“I died of dysentery.” This phrase defines a beloved playing experience of a whole generation of kids who cut their gaming teeth on Oregon Trail, a historic simulation game about traveling west from Missouri to Oregon in wagon train in the 1800s. This edutainment software title was originally published for the Apple IIe in the 1970s and now has been given a spectacular facelift by Gameloft for its debut as an iPhone App.
Oregon Trail recreates the experience of being a pioneering family traveling west by having you join a wagon train and then make all the decisions involved in your passage. You decide how fast to travel, what route to take, what supplies to carry and buy, when to stop to rest, as well as many other day-to-day decisions. Along the way you will meet a myriad of characters which you can choose to talk with or not. Some are even historic figures including the young Custer and Samuel Morse. In addition to managing your trip, you must also successfully play eight minigames which serve as ways for you to acquire food, repair your wagon, cross rivers, send telegrams, and pan for gold.
The traveling part of the game is presented as a 2-D side-scroller where, as you and your wagon roll along, you are helped by the presence and advice of the Wagon Master. You use the touch screen to make decisions, most importantly whether to travel at a slow, medium, or fast speed, with each having their pluses and minuses.
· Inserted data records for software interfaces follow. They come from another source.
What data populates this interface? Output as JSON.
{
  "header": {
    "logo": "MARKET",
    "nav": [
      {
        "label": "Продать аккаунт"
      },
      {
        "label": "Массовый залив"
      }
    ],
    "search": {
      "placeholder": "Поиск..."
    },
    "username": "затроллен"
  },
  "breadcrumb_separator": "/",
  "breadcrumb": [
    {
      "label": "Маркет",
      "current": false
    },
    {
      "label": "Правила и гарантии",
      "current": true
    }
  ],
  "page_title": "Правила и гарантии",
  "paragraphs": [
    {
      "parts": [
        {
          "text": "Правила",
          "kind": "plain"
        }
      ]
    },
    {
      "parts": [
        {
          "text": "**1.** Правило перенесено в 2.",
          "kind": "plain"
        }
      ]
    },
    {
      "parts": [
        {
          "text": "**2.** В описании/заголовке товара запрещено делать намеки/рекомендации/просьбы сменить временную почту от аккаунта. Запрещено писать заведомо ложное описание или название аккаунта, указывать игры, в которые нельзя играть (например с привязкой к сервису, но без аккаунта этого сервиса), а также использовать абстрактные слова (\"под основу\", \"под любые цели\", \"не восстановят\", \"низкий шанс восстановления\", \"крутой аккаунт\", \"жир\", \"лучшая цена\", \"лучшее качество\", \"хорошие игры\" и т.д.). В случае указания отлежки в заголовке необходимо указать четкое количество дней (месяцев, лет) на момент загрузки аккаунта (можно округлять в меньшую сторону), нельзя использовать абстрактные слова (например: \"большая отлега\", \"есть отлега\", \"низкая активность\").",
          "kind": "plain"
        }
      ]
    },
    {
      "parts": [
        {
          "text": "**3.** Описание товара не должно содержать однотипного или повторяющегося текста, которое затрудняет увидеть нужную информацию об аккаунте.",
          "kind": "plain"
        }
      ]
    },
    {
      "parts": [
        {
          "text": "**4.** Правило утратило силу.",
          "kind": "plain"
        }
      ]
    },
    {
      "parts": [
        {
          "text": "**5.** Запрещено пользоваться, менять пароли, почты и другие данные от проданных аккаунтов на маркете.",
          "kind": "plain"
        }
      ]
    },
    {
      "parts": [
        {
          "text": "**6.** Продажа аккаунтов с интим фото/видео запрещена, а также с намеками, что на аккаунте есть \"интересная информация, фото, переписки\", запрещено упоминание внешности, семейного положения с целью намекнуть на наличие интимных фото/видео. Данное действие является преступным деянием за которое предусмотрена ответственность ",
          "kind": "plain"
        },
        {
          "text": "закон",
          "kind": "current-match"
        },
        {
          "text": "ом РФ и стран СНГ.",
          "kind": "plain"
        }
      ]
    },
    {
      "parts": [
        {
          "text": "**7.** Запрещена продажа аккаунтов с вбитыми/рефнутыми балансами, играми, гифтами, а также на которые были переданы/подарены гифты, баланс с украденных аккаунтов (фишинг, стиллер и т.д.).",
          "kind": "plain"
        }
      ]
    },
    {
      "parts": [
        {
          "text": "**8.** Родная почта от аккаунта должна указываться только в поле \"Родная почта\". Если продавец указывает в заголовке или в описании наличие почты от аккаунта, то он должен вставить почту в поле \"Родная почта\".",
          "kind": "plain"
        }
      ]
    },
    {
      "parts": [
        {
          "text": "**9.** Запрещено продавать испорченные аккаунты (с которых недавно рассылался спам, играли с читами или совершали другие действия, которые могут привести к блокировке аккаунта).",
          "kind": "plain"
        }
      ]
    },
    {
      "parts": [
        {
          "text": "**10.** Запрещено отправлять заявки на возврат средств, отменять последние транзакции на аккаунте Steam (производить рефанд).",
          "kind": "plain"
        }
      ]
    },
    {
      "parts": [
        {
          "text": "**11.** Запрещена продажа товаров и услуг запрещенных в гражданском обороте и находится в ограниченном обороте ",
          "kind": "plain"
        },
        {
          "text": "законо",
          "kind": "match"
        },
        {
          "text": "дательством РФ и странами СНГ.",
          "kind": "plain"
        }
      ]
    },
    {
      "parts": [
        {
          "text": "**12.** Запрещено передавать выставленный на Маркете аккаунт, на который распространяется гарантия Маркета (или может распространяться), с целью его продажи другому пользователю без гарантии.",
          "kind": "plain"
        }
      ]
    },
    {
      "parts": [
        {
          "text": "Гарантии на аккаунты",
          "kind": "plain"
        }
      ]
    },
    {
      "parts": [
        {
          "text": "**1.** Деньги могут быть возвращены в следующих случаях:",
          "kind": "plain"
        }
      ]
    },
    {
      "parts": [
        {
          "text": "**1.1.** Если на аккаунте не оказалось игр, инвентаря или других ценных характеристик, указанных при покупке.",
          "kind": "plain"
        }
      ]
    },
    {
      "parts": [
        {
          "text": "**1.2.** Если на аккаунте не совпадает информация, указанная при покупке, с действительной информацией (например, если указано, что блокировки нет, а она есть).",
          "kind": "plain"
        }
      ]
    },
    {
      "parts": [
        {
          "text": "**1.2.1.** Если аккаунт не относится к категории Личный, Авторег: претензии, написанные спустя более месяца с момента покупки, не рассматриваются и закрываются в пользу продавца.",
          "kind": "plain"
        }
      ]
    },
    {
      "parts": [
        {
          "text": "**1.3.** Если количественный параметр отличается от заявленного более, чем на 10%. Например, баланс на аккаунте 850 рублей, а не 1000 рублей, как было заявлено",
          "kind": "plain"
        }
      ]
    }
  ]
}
As you ramble or speed along, you have the option of touching the screen when icons appear to explore things along the way. It may be that you are passing a berry patch where you can stop and play a mini-game of touching the ripe berries, while avoiding those that are rotten. Or there may be an opportunity to go hunting, a mini-game of tapping an animal as it appears on the screen to shoot it. If your timing is good, the animal jumps up and its image is replaced with a drumstick that you can walk over and pick up. And sometimes you will meet others along the road who offer you separate quests.
The journey is broken into parts, designated by arriving at destinations which can be towns, rivers, forts, or other locations. Depending on the location, you will have to make a series of decisions by touching the screen to select what you want to do. For example, when you come to a river, you will have to decide whether you want to risk losing supplies during fording it or pay money and lose a day a travel to take a ferry.
There is a lot to like about this version of Oregon Trail, particularly the visual presentation depicted by hand drawn graphics. The ability to pull down submenus from the top for more information makes managing the game easy. Plus there are always new characters popping up that are fun to talk with and who offer additional quests to keep the travel interesting. The integration of the eight minigames also helps to keep the gameplay fresh. Some involve timing your touches to do something like hammering a nail to fix the wagon or shooting an animal. While others involve rotating the device to use the accelerometer to accomplish things like panning for gold.
Oregon Trail has one annoying flaw: long load times. It is also one of the more expensive Apps at $4.99, but it seems worth it because the game offers a lot of depth.
The bottom line is that Oregon Trail is a fabulous game to play on the iPhone or the iPod Touch. This game makes reliving history fun for both kid and adult players.